Oh, and these plants put out a lot of CO2. According to the EPA, quoted in Slate, it puts out more CO2 per megawatt generated than burning coal.
The EPA reports that incinerating garbage releases 2,988 pounds of CO2 per megawatt hour of electricity produced. That compares unfavorably with coal (2,249 pounds/megawatt hour) and natural gas (1,135 pounds/megawatt hour). But most of the stuff burned in WTE processes—such as paper, food, wood, and other stuff created of biomass—would have released the CO2 embedded in it over time, as “part of the Earth's natural carbon cycle.”
So about two thirds of the emissions of CO2 are treated like biomass and considered carbon neutral, which many scientists dispute, because these plants are pumping out CO2 now, where in a natural cycle they might take decades to do so. That's the only reason it can be considered cleaner than coal.
Then there is the question of what impact waste to energy has on the actual recycling rate. TreeHugger contributor Tom Szaky wrote in his post, Does waste-to-energy make sense?
Waste-to-energy also acts as a disincentive to develop more sustainable waste reduction strategies. It may work better in the short term with strict pollution standards and as a last-resort for waste disposal, but it does not offer us a sustainable long-term solution. Preserving material (through recycling and reuse) already in circulation is a key component of sustainable development. Burning finite resources may not be the best approach down the line.
On the Swedish site promoting WTE, they are proud of the fact that they import waste:
Waste is a relatively cheap fuel and Sweden has, over time, developed a large capacity and skill in efficient and profitable waste treatment. Sweden even imports 700,000 tonnes of waste from other countries.
David Suzuki has another view of the importing:
Incineration is also expensive and inefficient. Once we start the practice, we come to rely on waste as a fuel commodity, and it's tough to go back to more environmentally sound methods of dealing with it. As has been seen in Sweden and Germany, improving efforts to reduce, re-use and recycle can actually result in shortages of waste "fuel"!
There is no question that they are doing some pretty amazing things with waste to energy in Scandinavia, including having Bjark Ingells build new power plants that you can ski on. There is also no question that it’s better than landfilling the stuff. I toured a WTE plant in Copenhagen (being replaced by Bjark’s at a very high price because it didn’t meet European standards for emissions of dioxins and heavy metals) and was impressed at how it heats the surrounding community, eliminates trucking of garbage to landfills, and of course, generates electricity.
But it is not recycling. As David Suzuki notes,
It's a complicated issue. We need to find ways to manage waste and to generate energy without relying on diminishing and increasingly expensive supplies of polluting fossil fuels. Sending trash to landfills is clearly not the best solution. But we have better options than landfills and incineration, starting with reducing the amount of waste we produce.
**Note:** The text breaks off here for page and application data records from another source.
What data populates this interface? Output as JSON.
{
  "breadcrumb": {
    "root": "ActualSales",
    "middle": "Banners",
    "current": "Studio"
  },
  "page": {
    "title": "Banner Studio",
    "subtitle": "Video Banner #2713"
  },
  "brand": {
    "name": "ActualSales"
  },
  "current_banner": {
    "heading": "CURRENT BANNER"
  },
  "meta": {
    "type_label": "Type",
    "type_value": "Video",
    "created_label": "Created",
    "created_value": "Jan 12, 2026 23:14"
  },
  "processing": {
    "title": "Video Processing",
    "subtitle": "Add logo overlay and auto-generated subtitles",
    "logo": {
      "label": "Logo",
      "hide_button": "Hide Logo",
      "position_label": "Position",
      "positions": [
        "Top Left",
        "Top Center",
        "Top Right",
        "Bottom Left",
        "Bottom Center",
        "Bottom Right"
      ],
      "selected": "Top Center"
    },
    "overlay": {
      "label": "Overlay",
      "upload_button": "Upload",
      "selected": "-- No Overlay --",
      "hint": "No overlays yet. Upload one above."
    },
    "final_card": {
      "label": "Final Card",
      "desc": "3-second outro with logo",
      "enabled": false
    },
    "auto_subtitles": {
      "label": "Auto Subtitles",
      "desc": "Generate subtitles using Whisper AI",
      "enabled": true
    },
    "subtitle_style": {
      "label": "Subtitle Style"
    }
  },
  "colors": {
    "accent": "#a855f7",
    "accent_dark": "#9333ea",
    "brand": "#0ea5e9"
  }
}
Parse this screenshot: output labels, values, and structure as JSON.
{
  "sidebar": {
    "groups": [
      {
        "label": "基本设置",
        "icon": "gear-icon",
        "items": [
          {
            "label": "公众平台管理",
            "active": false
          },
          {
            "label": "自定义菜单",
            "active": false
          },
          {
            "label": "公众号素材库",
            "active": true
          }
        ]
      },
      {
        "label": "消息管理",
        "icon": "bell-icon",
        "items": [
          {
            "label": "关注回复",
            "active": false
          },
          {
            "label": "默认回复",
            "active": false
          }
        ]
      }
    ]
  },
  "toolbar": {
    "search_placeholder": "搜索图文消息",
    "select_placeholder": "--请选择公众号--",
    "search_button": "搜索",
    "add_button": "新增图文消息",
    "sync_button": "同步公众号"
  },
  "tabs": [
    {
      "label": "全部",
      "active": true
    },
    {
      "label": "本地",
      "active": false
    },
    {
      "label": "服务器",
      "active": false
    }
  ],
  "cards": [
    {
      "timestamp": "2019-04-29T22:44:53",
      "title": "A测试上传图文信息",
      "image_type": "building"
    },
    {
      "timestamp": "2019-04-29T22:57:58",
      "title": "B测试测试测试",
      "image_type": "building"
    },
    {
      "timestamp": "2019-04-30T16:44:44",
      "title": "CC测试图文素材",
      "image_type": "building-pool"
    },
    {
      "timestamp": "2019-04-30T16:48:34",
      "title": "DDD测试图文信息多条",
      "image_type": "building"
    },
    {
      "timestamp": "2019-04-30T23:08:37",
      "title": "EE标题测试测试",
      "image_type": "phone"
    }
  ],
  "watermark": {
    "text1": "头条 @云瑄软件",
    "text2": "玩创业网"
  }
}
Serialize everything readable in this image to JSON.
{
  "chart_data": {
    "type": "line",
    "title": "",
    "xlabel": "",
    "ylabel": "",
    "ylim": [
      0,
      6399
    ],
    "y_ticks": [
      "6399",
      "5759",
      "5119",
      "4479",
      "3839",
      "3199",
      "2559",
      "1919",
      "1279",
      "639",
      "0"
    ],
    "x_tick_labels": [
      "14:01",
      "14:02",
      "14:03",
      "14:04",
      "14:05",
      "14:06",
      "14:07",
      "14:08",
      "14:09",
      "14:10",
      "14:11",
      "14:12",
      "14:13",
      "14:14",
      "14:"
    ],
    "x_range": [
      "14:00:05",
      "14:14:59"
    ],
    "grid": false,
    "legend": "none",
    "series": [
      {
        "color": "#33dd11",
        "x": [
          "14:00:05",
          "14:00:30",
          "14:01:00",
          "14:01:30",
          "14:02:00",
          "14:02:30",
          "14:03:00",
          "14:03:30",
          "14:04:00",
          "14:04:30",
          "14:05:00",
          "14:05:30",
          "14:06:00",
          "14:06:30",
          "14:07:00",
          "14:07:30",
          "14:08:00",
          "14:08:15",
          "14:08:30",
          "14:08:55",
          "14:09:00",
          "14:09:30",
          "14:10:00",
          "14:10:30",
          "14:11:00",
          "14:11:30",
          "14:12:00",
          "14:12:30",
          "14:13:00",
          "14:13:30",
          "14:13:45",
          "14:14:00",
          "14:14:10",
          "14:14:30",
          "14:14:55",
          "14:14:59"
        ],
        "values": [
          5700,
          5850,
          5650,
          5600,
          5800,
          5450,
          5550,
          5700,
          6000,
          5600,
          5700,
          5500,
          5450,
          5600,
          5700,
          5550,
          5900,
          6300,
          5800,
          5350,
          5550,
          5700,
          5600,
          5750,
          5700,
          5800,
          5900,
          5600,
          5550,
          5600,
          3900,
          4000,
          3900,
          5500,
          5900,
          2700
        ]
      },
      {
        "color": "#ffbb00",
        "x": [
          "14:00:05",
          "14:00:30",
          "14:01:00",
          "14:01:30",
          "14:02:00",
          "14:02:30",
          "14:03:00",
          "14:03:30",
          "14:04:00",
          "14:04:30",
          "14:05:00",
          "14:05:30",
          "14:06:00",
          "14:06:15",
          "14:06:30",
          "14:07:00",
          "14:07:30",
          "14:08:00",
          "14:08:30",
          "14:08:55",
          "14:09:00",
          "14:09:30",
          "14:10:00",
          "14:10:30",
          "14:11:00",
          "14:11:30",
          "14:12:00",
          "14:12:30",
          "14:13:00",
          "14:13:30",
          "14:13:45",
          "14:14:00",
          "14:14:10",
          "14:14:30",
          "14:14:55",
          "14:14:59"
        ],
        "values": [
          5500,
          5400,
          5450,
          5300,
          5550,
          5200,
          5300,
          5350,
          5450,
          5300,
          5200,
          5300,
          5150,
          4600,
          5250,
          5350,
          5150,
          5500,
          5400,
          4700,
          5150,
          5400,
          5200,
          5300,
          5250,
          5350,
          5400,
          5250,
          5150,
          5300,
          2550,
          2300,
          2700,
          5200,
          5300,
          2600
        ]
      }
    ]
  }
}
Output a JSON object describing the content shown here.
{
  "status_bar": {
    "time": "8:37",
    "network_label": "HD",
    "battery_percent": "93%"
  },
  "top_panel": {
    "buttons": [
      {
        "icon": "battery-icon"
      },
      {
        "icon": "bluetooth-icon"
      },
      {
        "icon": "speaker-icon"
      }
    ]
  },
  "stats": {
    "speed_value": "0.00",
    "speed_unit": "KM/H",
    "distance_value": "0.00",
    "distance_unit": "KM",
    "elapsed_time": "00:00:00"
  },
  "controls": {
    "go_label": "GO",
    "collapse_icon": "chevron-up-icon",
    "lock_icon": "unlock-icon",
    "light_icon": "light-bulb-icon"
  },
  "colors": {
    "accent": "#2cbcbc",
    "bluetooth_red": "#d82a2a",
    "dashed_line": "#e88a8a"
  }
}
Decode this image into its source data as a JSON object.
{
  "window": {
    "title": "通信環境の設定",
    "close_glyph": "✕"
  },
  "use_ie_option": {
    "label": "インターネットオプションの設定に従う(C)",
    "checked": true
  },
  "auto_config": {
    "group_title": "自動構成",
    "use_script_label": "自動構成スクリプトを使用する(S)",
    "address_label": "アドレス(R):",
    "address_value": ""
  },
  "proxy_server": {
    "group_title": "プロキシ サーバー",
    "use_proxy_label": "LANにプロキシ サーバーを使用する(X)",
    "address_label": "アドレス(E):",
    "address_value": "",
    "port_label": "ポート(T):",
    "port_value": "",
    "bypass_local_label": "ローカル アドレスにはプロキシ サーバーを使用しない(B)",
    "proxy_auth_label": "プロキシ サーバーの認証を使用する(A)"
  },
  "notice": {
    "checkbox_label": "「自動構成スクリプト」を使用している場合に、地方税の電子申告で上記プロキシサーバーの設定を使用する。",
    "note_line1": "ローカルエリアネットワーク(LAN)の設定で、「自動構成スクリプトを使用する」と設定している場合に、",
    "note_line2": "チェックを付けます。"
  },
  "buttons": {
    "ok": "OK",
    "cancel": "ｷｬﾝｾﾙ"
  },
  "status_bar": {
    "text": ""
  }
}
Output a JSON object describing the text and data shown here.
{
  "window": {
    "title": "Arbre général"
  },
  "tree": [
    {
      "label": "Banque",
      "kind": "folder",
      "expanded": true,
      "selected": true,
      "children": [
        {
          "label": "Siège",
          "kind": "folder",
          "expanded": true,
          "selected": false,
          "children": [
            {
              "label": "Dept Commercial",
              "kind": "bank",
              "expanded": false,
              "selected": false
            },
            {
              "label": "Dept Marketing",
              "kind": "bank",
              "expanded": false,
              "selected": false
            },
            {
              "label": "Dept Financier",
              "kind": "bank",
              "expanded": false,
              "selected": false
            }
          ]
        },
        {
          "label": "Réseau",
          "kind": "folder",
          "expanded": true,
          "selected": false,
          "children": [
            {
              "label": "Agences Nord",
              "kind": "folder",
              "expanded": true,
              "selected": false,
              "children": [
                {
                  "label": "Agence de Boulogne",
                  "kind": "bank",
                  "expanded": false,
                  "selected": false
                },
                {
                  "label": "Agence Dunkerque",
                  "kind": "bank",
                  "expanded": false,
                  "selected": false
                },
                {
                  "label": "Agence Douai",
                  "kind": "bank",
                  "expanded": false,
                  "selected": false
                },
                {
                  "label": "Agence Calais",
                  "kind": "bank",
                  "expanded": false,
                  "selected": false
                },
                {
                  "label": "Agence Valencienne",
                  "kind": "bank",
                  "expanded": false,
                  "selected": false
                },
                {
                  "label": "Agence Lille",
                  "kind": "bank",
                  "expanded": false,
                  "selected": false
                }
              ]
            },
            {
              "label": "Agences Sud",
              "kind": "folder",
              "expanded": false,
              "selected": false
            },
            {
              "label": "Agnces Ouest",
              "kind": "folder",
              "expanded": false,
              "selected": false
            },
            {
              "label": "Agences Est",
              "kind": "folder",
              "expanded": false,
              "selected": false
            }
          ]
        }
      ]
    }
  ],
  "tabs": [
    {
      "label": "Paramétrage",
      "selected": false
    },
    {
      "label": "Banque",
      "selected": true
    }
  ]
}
Through education and regulation, we can reduce obvious sources and divert more compostable, recyclable and reusable materials away from the dump. It's simply wasteful to incinerate it.
In summary: Incineration is not recycling, and therefore Sweden does not recycle 99% of its waste.